These speculations have lead to an interesting scenario: the quantum fluctuations present in the era of inflation should produce intense gravitational radiation, which, because of the action of Chern-Simons gravity, will favor one polarization state of the created gravitational waves over the other. Since gravitational waves carry angular momentum, Chern-Simons gravity will also favor the angular momentum vector pointing along rather than against the direction of the wave motion as a parity violation.
As the Universe cools and matter emerges, the gravitational wave polarization favors some matter distributions over their mirror images, spreads angular momentum asymmetrically, and thereby could produce a primordial asymmetry and spatial parity violation. As the first stars and galaxies form, this asymmetry would be reflected in the locations and spins of the galaxies formed.
The exact mechanisms by which the gravitational wave polarization preference becomes a spatial parity violation are still being investigated, but the scenario looks plausible and promising. The case that Chern-Simons gravity effects during the Big-Bang era of inflation lead to the matter-antimatter asymmetry as well as the galactic parity violations, if validated, would solve one of the deep mysteries of cosmology and at the same time would provide the needed experimental validation of the inflation scenario.
Things are looking up on the cosmological front. Watch this column for further developments.
Parity Violation in Galaxy Locations:
Jiamin Hou, Zachary Slepian, and Robert N. Cahn, “Measurement of Parity-Odd Modes in the Large-Scale 4-Point Correlation Function of SDSS BOSS DR12 CMASS and LOWZ Galaxies,” arXiv: 2206.03625v1 [astro-ph.CO] 8 Jun 2022;
Oliver H. E. Philcox, “Probing Parity-Violation with the Four-Point Correlation Function of BOSS Galaxies,” arXiv:2206.04227v2 [astro-ph.CO] 29 Jul 2022.
Parity Violation in Galaxy Spin:
Lior Shamir, “Patterns of galaxy spin directions in SDSS and Pan-STARRS show parity violation and multipoles,” Astrophysics and Space Science 365, 136 (2020); arXiv:2007.16116v1 [astro-ph.CO] 29 Jul 2020.
Chern-Simons Gravity Theory
and CP Violations:
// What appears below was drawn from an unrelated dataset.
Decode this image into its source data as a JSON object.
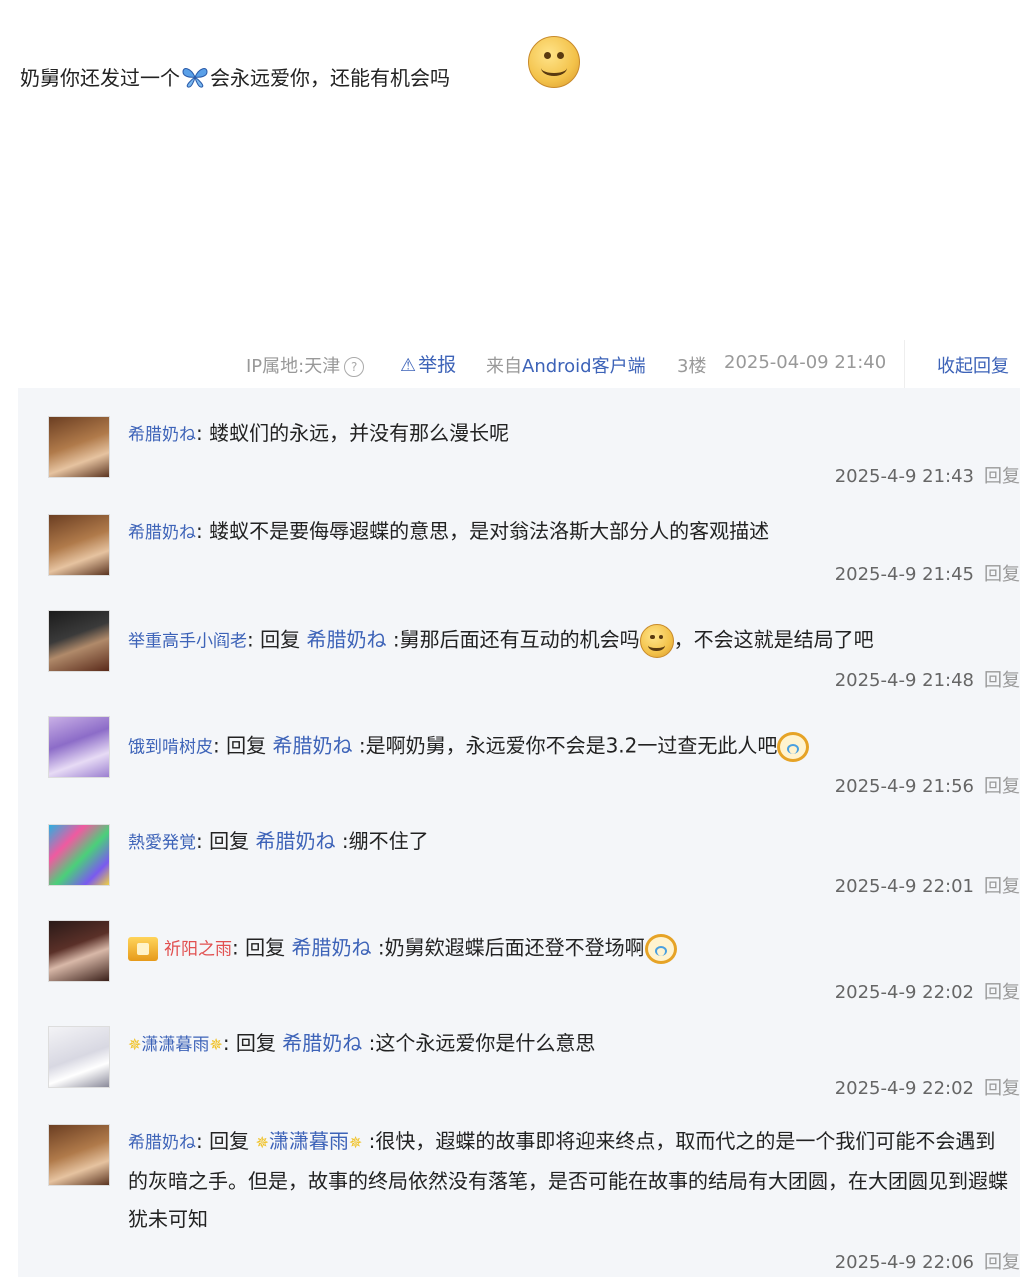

Stephon H.S Alexander, Michael E. Peskin, and M. M. Sheikh-Jabbari, “Leptogenesis from Gravity Waves in Models of Inflation,” Phys. Rev. Letters 96, 081301 (2006); arXiv:hep-th/0403069v4;
Arthur Lue, Limin Wang, and Marc Kamionkowski, “Cosmological Signature of New Parity-Violating Interactions,” Phys. Rev. Letters 83, 1506 (1999); arXiv:astro-ph/9812088v2.
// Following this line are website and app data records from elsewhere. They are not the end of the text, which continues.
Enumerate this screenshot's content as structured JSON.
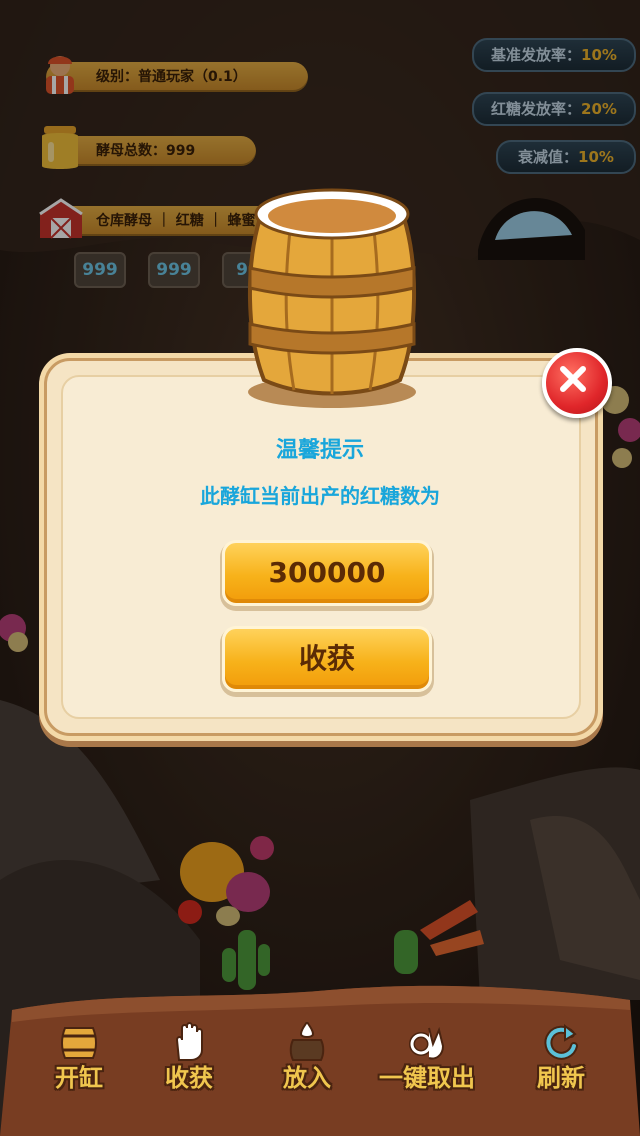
{
  "hud": {
    "level_text": "级别：普通玩家（0.1）",
    "yeast_total_text": "酵母总数：999",
    "warehouse_text": "仓库酵母 ｜ 红糖 ｜ 蜂蜜",
    "counts": [
      "999",
      "999",
      "99"
    ]
  },
  "rates": [
    {
      "label": "基准发放率：",
      "value": "10%"
    },
    {
      "label": "红糖发放率：",
      "value": "20%"
    },
    {
      "label": "衰减值：",
      "value": "10%"
    }
  ],
  "dialog": {
    "title": "温馨提示",
    "message": "此酵缸当前出产的红糖数为",
    "amount": "300000",
    "harvest_label": "收获"
  },
  "toolbar": [
    {
      "label": "开缸",
      "icon": "barrel-icon"
    },
    {
      "label": "收获",
      "icon": "hand-icon"
    },
    {
      "label": "放入",
      "icon": "drop-barrel-icon"
    },
    {
      "label": "一键取出",
      "icon": "ok-hand-icon"
    },
    {
      "label": "刷新",
      "icon": "refresh-icon"
    }
  ],
  "colors": {
    "accent_blue": "#19a6db",
    "gold": "#f7b21a",
    "close_red": "#e0262a"
  }
}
John G. Cramer’s 2016 nonfiction book describing his transactional interpretation of quantum mechanics, The Quantum Handshake—Entanglement, Nonlocality, and Transactions, (Springer, January 2016) is available online as a hardcover or eBook at: https://link.springer.com/book/10.1007/978-3-319-24642-0 or https://www.amazon.com/dp/3319246402. Editions of John’s hard SF novels Twistor and Einstein’s Bridge are available online at: https://www.amazon.com/Twistor-John-Cramer/dp/048680450X and https://www.amazon.com/Einsteins-Bridge-John-Cramer/dp/0380788314. Electronic reprints of 207 or more “The Alternate View” columns written by John G. Cramer and previously published in Analog are currently available online at: https://www.npl.washington.edu/av.
Copyright © 2023 John G. Cramer